Anytime I see a ranking where Penn State does well, I become immediately suspicious of the ranking. I figure that either it has been manipulated by our intellectually dishonest president, the methodology is poor, the data is flawed, or the ranker has a commercial interest in ranking Penn State high.

The first clue of a problem with this ranking was that of the first ten schools in this state university ranking nine were private and the other was a US military academy.

I dug a bit deeper on this one.

The rankings appear to be based on the Common Data Sets. Here are the Penn State and Minnesota data from this ranker. You can see that Minnesota freshman have better ACT/SAT scores than Penn State and Minnesota is cheaper than Penn State. Penn State kills Minnesota on retention and student to faculty ratio.
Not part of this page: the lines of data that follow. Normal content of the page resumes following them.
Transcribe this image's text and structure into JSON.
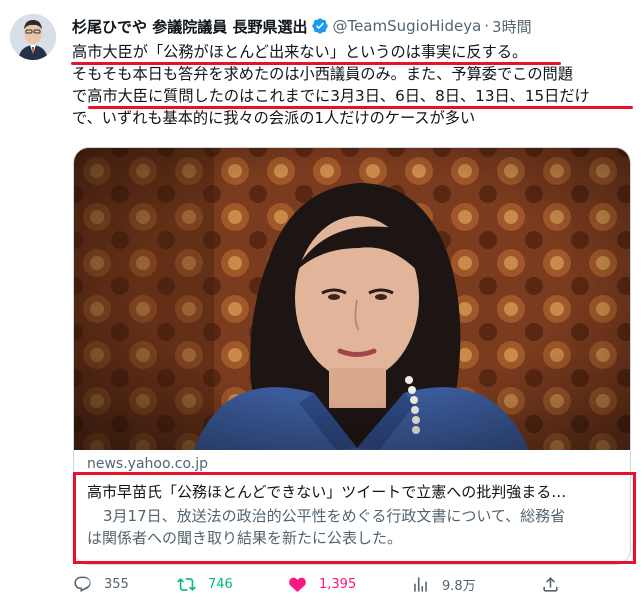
{
  "author": {
    "name": "杉尾ひでや 参議院議員 長野県選出",
    "handle": "@TeamSugioHideya",
    "separator": "·",
    "time": "3時間",
    "avatar_icon": "politician-portrait"
  },
  "tweet": {
    "line1": "高市大臣が「公務がほとんど出来ない」というのは事実に反する。",
    "line2": "そもそも本日も答弁を求めたのは小西議員のみ。また、予算委でこの問題",
    "line3": "で高市大臣に質問したのはこれまでに3月3日、6日、8日、13日、15日だけ",
    "line4": "で、いずれも基本的に我々の会派の1人だけのケースが多い"
  },
  "card": {
    "domain": "news.yahoo.co.jp",
    "title": "高市早苗氏「公務ほとんどできない」ツイートで立憲への批判強まる…",
    "desc_line1": "3月17日、放送法の政治的公平性をめぐる行政文書について、総務省",
    "desc_line2": "は関係者への聞き取り結果を新たに公表した。",
    "image_icon": "woman-portrait-photo"
  },
  "actions": {
    "replies": "355",
    "retweets": "746",
    "likes": "1,395",
    "views": "9.8万"
  },
  "colors": {
    "accent": "#1d9bf0",
    "retweet": "#00ba7c",
    "like": "#f91880",
    "annotation_red": "#e8112d"
  }
}
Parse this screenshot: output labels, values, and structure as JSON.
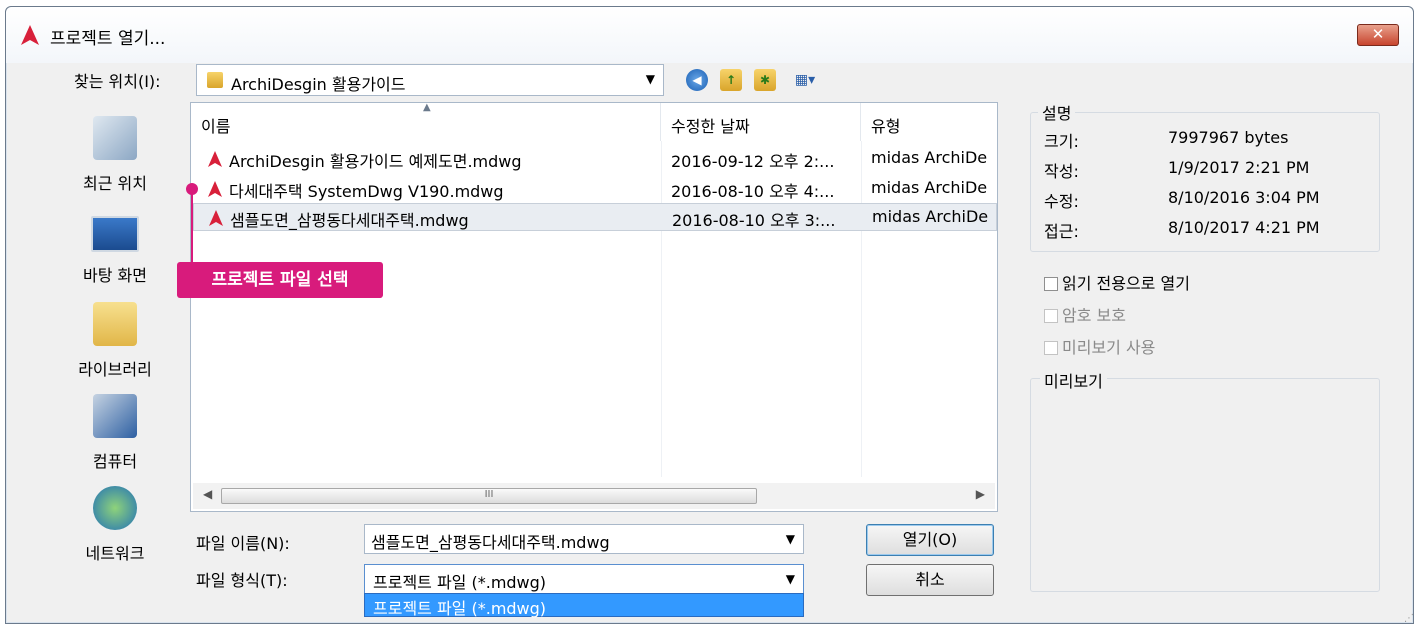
{
  "window": {
    "title": "프로젝트 열기...",
    "close_label": "✕"
  },
  "look_in": {
    "label": "찾는 위치(I):",
    "value": "ArchiDesgin 활용가이드"
  },
  "toolbar": [
    "back-icon",
    "up-folder-icon",
    "new-folder-icon",
    "view-menu-icon"
  ],
  "places": [
    {
      "label": "최근 위치",
      "icon": "recent-places-icon"
    },
    {
      "label": "바탕 화면",
      "icon": "desktop-icon"
    },
    {
      "label": "라이브러리",
      "icon": "libraries-icon"
    },
    {
      "label": "컴퓨터",
      "icon": "computer-icon"
    },
    {
      "label": "네트워크",
      "icon": "network-icon"
    }
  ],
  "file_list": {
    "columns": [
      "이름",
      "수정한 날짜",
      "유형"
    ],
    "files": [
      {
        "name": "ArchiDesgin 활용가이드 예제도면.mdwg",
        "modified": "2016-09-12 오후 2:...",
        "type": "midas ArchiDe"
      },
      {
        "name": "다세대주택 SystemDwg V190.mdwg",
        "modified": "2016-08-10 오후 4:...",
        "type": "midas ArchiDe"
      },
      {
        "name": "샘플도면_삼평동다세대주택.mdwg",
        "modified": "2016-08-10 오후 3:...",
        "type": "midas ArchiDe"
      }
    ],
    "scroll_thumb_label": "III"
  },
  "callout": {
    "text": "프로젝트 파일 선택",
    "color": "#d81b7c"
  },
  "file_name": {
    "label": "파일 이름(N):",
    "value": "샘플도면_삼평동다세대주택.mdwg"
  },
  "file_type": {
    "label": "파일 형식(T):",
    "value": "프로젝트 파일 (*.mdwg)",
    "options": [
      "프로젝트 파일 (*.mdwg)"
    ]
  },
  "buttons": {
    "open": "열기(O)",
    "cancel": "취소"
  },
  "info": {
    "legend": "설명",
    "rows": [
      {
        "label": "크기:",
        "value": "7997967 bytes"
      },
      {
        "label": "작성:",
        "value": "1/9/2017 2:21 PM"
      },
      {
        "label": "수정:",
        "value": "8/10/2016 3:04 PM"
      },
      {
        "label": "접근:",
        "value": "8/10/2017 4:21 PM"
      }
    ]
  },
  "options": {
    "read_only": "읽기 전용으로 열기",
    "password": "암호 보호",
    "preview": "미리보기 사용"
  },
  "preview": {
    "legend": "미리보기"
  }
}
I went to the Common Data set for Minnesota and found that in the last available year, 2007-2008, the student faculty ratio was left blank. I calculated it myself using the formula provided and data from elsewhere in the report and found that the ratio was 15.4:1 compared to the 21:1 reported by the ranker, who likely used the total students, rather than undergraduate students,to compute the ratio. This is much better than the 18:1 for Penn State. You may want to see if you can debug the retention rate, as well.

The bottom line is that you should disabuse yourself of the notion that Penn State is superior to Minnesota in any significant way, except for bullshitting, on that we're world class.

Mr. B. said...

Thank you for the tip, Veblen. I have the utmost respect for your BS detector...

There are a lot of problems with this particular ranking in addition to this one. All you have to do is look at the schools and this is immediately obvious.

Correct me if I am wrong, but Penn State does seem to do a phenomenal job with graduation rate - or is this, also, an illusion?

Most rankings systems that place a priority on graduation rates show Penn State as pretty high on the totem pole. The U's graduation rates have traditionally been terrible. When my son was college age the four year graduation rate at Minnesota was under 30%. When you start from an appallingly low baseline, improvement is a little easier...

As to which is the best state university, I actually don't care a whole lot. As long as the education is affordable and the opportunity is there to go anywhere after the bachelor's degree, that is fine with me.


Bill Gleason

Veblen said...

You are right Penn State does have a better six year graduation rate. It also has a better freshman retention rate 92.3% vs 88%. From the Common Data Set, Penn State has a four year graduation rate of 60%. The rate for more than four but less than five and more than five but less than six are 22.1% and 2.5%, respectively. The six year rate is 84.6%. The corresponding numbers for Minnesota are 32.5% 23.3%,4.9% and 60.7%.

Based on these numbers, it is not that there are more hangers on at Minnesota than Penn State, rather Minnesota loses more students between freshman and sophomore years. Since the between four and five and between five and six rates are comparable between Minnesota and Penn State, it is my guess that there a also a larger loss between sophomore and junior year for Minnesota than Penn State.

One reason for Penn State's high retention between sophomore and junior years is that many cake majors for students that may washout of more difficult ones are offered. Its worth noting that 17.4% of Penn State bachelor degrees are in business compared to 8.8% for Minnesota. In addition, Penn State has a rather generous drop add policy which prevents many students from flunking out.
My point here is that a higher graduation rate may not mean that the students that graduate are better educated.

I've gotta go to work now.

Mr. B. said...

Again, thanks for your analysis, Veblen.

Although it is true that a higher graduation rate many not mean that the students who do graduate are better educated, a low graduation rate makes people in a state perhaps reluctant to support the University?

In Penn State's case this isn't a very good argument because the state support at PS is exceedingly low. Our's is tanking, too. I hope that the state of Minnesota will be more generous if our highest priority is affordable education and a decent graduation rate. We should forget about this "top public research universities in the world stuff" and keep our eye on the ball.

Bill Gleason